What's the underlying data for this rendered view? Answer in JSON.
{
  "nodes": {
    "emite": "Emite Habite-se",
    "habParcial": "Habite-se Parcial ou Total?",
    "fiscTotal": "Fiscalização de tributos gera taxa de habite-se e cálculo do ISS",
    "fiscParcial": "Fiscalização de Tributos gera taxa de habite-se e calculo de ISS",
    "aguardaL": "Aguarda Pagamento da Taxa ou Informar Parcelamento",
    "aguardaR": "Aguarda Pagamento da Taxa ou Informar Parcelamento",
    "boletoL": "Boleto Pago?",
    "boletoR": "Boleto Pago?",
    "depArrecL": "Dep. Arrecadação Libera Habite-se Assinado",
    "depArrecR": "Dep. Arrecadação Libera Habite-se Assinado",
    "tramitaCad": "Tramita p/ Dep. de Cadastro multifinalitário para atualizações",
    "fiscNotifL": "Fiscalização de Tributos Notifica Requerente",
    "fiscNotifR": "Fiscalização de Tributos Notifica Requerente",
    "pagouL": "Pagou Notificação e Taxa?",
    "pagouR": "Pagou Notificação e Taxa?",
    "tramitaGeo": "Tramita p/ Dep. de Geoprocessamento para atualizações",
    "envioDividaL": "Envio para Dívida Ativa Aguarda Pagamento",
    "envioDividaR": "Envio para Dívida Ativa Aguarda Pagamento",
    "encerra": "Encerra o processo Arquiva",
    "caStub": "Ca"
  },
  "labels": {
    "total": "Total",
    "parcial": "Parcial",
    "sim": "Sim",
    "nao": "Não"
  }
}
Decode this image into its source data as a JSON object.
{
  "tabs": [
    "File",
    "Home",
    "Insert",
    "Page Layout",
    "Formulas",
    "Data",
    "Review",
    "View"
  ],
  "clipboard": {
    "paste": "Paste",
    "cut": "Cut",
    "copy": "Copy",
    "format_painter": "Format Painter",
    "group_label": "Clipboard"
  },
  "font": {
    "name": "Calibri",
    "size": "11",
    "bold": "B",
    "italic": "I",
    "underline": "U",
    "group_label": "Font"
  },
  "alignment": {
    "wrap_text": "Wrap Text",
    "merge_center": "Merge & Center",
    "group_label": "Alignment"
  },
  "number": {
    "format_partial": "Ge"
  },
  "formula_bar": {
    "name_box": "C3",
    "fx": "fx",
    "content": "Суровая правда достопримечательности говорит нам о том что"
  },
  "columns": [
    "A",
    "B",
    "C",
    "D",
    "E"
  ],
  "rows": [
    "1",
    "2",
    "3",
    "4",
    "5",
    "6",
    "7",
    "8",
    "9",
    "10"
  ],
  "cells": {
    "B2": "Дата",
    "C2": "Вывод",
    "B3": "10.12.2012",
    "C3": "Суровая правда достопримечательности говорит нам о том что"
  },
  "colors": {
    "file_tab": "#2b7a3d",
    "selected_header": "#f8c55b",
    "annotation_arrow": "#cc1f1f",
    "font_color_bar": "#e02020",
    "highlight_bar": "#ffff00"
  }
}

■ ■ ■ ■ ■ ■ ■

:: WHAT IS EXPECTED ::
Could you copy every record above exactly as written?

:: RESULT FOR THIS TASK ::
What's the underlying data for this rendered view? Answer in JSON.
{
  "nodes": {
    "emite": "Emite Habite-se",
    "habParcial": "Habite-se Parcial ou Total?",
    "fiscTotal": "Fiscalização de tributos gera taxa de habite-se e cálculo do ISS",
    "fiscParcial": "Fiscalização de Tributos gera taxa de habite-se e calculo de ISS",
    "aguardaL": "Aguarda Pagamento da Taxa ou Informar Parcelamento",
    "aguardaR": "Aguarda Pagamento da Taxa ou Informar Parcelamento",
    "boletoL": "Boleto Pago?",
    "boletoR": "Boleto Pago?",
    "depArrecL": "Dep. Arrecadação Libera Habite-se Assinado",
    "depArrecR": "Dep. Arrecadação Libera Habite-se Assinado",
    "tramitaCad": "Tramita p/ Dep. de Cadastro multifinalitário para atualizações",
    "fiscNotifL": "Fiscalização de Tributos Notifica Requerente",
    "fiscNotifR": "Fiscalização de Tributos Notifica Requerente",
    "pagouL": "Pagou Notificação e Taxa?",
    "pagouR": "Pagou Notificação e Taxa?",
    "tramitaGeo": "Tramita p/ Dep. de Geoprocessamento para atualizações",
    "envioDividaL": "Envio para Dívida Ativa Aguarda Pagamento",
    "envioDividaR": "Envio para Dívida Ativa Aguarda Pagamento",
    "encerra": "Encerra o processo Arquiva",
    "caStub": "Ca"
  },
  "labels": {
    "total": "Total",
    "parcial": "Parcial",
    "sim": "Sim",
    "nao": "Não"
  }
}
Decode this image into its source data as a JSON object.
{
  "tabs": [
    "File",
    "Home",
    "Insert",
    "Page Layout",
    "Formulas",
    "Data",
    "Review",
    "View"
  ],
  "clipboard": {
    "paste": "Paste",
    "cut": "Cut",
    "copy": "Copy",
    "format_painter": "Format Painter",
    "group_label": "Clipboard"
  },
  "font": {
    "name": "Calibri",
    "size": "11",
    "bold": "B",
    "italic": "I",
    "underline": "U",
    "group_label": "Font"
  },
  "alignment": {
    "wrap_text": "Wrap Text",
    "merge_center": "Merge & Center",
    "group_label": "Alignment"
  },
  "number": {
    "format_partial": "Ge"
  },
  "formula_bar": {
    "name_box": "C3",
    "fx": "fx",
    "content": "Суровая правда достопримечательности говорит нам о том что"
  },
  "columns": [
    "A",
    "B",
    "C",
    "D",
    "E"
  ],
  "rows": [
    "1",
    "2",
    "3",
    "4",
    "5",
    "6",
    "7",
    "8",
    "9",
    "10"
  ],
  "cells": {
    "B2": "Дата",
    "C2": "Вывод",
    "B3": "10.12.2012",
    "C3": "Суровая правда достопримечательности говорит нам о том что"
  },
  "colors": {
    "file_tab": "#2b7a3d",
    "selected_header": "#f8c55b",
    "annotation_arrow": "#cc1f1f",
    "font_color_bar": "#e02020",
    "highlight_bar": "#ffff00"
  }
}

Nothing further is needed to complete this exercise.